A Unicef India official on Wednesday lauded the Centre's approach towards solving issues concerning lack of drinking water and sanitation, saying the transparency and openness with stakeholders will be beneficial towards undertaking innovative measures.
"The approach is really good because this helps to find innovation and its working very well as the door is open at the Ministry of Drinking Water and Sanitation for people to propose things and react on strategies and approaches promoted by the government," said Chief of WASH (Water, Sanitation, Hygiene) Unicef India, Nicolas Osbert while addressing an ASSOCHAM conference titled 'Wash for All: Innovative approaches.'
"We believe that this is a very strong asset to continue to foster innovation to address the challenges at the scale required in India," added Nicolas.
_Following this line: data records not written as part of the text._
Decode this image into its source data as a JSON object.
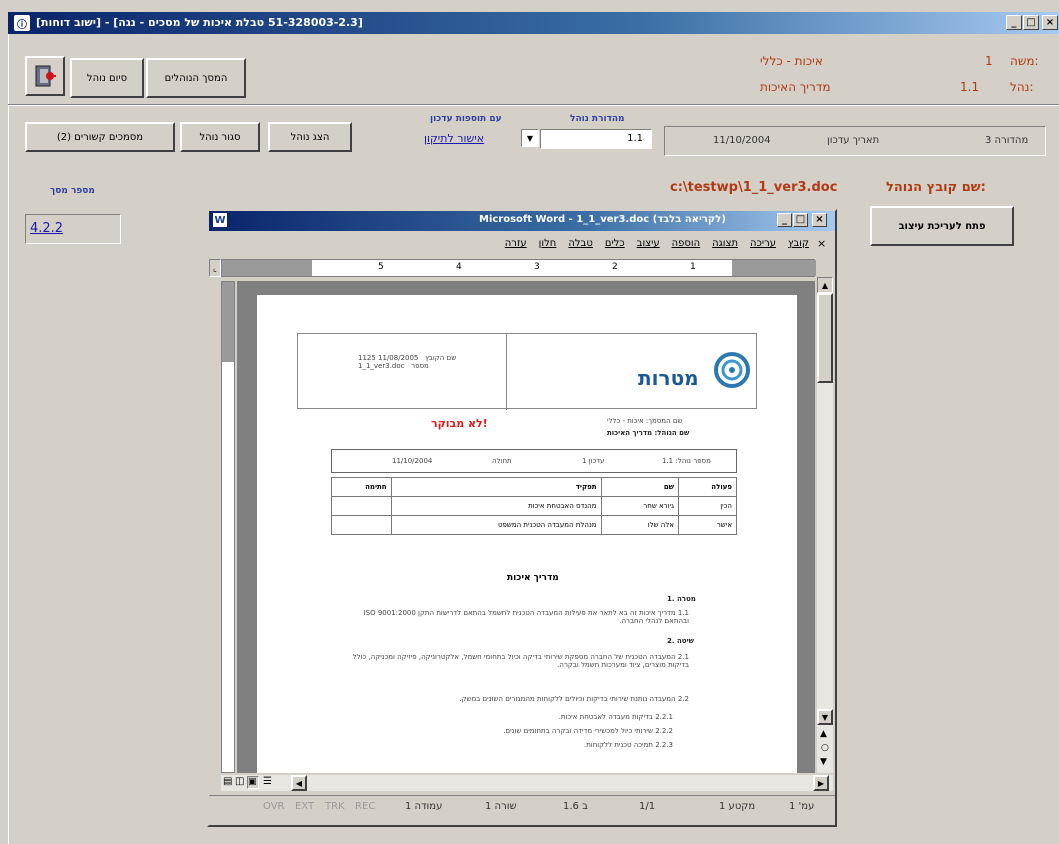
{
  "window": {
    "title": "[ישוב דוחות] - [51-328003-2.3 טבלת איכות של מסכים - נגה]",
    "controls": {
      "min": "_",
      "max": "□",
      "close": "×"
    }
  },
  "header": {
    "field1_label": "משה:",
    "field1_value": "1",
    "field2_label": "נהל:",
    "field2_value": "1.1",
    "field3_label": "איכות - כללי",
    "field4_label": "מדריך האיכות"
  },
  "toolbar": {
    "exit_label": "",
    "exit_procedure_label": "סיום נוהל",
    "back_to_procedures_label": "המסך הנוהלים",
    "show_procedure_label": "הצג נוהל",
    "close_procedure_label": "סגור נוהל",
    "related_docs_label": "מסמכים קשורים (2)"
  },
  "revision": {
    "label_top": "מהדורת נוהל",
    "value": "1.1",
    "update_label": "עם תוספות עדכון",
    "update_link": "אישור לתיקון",
    "date_label": "תאריך עדכון",
    "date_value": "11/10/2004",
    "edition_label": "מהדורה 3"
  },
  "file_path": {
    "label": "שם קובץ הנוהל:",
    "value": "c:\\testwp\\1_1_ver3.doc"
  },
  "edit_button_label": "פתח לעריכת עיצוב",
  "left_panel": {
    "label": "מספר מסך",
    "value": "4.2.2"
  },
  "word": {
    "title": "Microsoft Word - 1_1_ver3.doc (לקריאה בלבד)",
    "menu": [
      "קובץ",
      "עריכה",
      "תצוגה",
      "הוספה",
      "עיצוב",
      "כלים",
      "טבלה",
      "חלון",
      "עזרה"
    ],
    "ruler_numbers": [
      "1",
      "2",
      "3",
      "4",
      "5"
    ],
    "status": {
      "page": "עמ' 1",
      "section": "מקטע 1",
      "pages": "1/1",
      "at": "ב 1.6",
      "line": "שורה 1",
      "col": "עמודה 1",
      "rec": "REC",
      "trk": "TRK",
      "ext": "EXT",
      "ovr": "OVR"
    },
    "doc": {
      "logo": "מטרות",
      "header_box": "1125 11/08/2005   שם הקובץ\n1_1_ver3.doc   מספר",
      "not_controlled": "לא מבוקר!",
      "proc_name_line1": "שם המסמך: איכות - כללי",
      "proc_name_line2": "שם הנוהל: מדריך האיכות",
      "info_row": {
        "num_label": "מספר נוהל: 1.1",
        "rev_label": "עדכון 1",
        "valid_label": "תחולה",
        "date": "11/10/2004"
      },
      "table_headers": [
        "פעולה",
        "שם",
        "תפקיד",
        "חתימה"
      ],
      "table_rows": [
        [
          "הכין",
          "גיורא שחר",
          "מהנדס האבטחת איכות",
          ""
        ],
        [
          "אישר",
          "אלה שלו",
          "מנהלת המעבדה הטכנית המשפט",
          ""
        ]
      ],
      "doc_title": "מדריך איכות",
      "s1_title": "1. מטרה",
      "s1_text": "1.1 מדריך איכות זה בא לתאר את פעילות המעבדה הטכנית לחשמל בהתאם לדרישות התקן ISO 9001:2000 ובהתאם לנהלי החברה.",
      "s2_title": "2. שיטה",
      "s2_text": "2.1 המעבדה הטכנית של החברה מספקת שירותי בדיקה וכיול בתחומי חשמל, אלקטרוניקה, פיזיקה ומכניקה, כולל בדיקות מוצרים, ציוד ומערכות חשמל ובקרה.",
      "s2_2": "2.2 המעבדה נותנת שירותי בדיקות וכיולים ללקוחות מהמגזרים השונים במשק.",
      "s2_2_1": "2.2.1 בדיקות מעבדה לאבטחת איכות.",
      "s2_2_2": "2.2.2 שירותי כיול למכשירי מדידה ובקרה בתחומים שונים.",
      "s2_2_3": "2.2.3 תמיכה טכנית ללקוחות."
    }
  }
}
However, Osbert stressed on the need for innovation on making the toilets as irrational, as opposed to the current coercive stage.
Referring to the issue of manual scavenging, he said cleaning should be a profession which should not be brought down to a caste but rather to professionals, adding that this is another area which requires innovation.
Osbert referred to a recent toilet pit emptying exercise carried out by Union Minister for Drinking Water and Sanitation, Narendra Singh Tomar, and Bollywood actor Akshay Kumar, whereby they led a team of senior state and Central government officers to a household in a Madhya Pradesh village, which has adopted a twin pit toilet model, and proceeded to empty the filled pit of the toilet to demonstrate that the exercise is perfectly safe and there should be no stigma attached to it.
"This is a very critical innovation on the sanitation value chain because the whole sustainability of Swachh Bharat Mission depends on the fact that we can empty and reuse those pits of mineralised faeces so that they can last many years," added Osbert.
As part of Unicef's efforts to work on sanitation value chain, he said there is a lot to do in solid and liquid waste management as tonnes of waste gets produced which can either be recycled or used as fertiliser.
Adding to this Osbert said that for urban sanitation, the innovation we try to bring here is based on public-private partnership to mobilise small scale service providers so that they make money out of supporting the government for the service of dealing with waste, in particular faecal sludge as 70 per cent of is produced in urban areas and gets released in the environment which leads to diarrheal disease and stunted growth.
He also stressed upon the need to scale things up in this regard, in order to have small scale service providers, as innovation relies on right contractual approach.
He also said that as per an estimate, about 11 percent neonatal deaths in India occur due to hospital-acquired diseases, while 14 per cent of maternal deaths in hospitals occur due to poor prevention and control of infection.
"The number might have been exaggerated but this is the range because of the diseases, morbidity, health expenditure and workdays lost, so this is huge and more than all the income generated by India in tourism is lost because of poor sanitation and its consequences," said Osbert.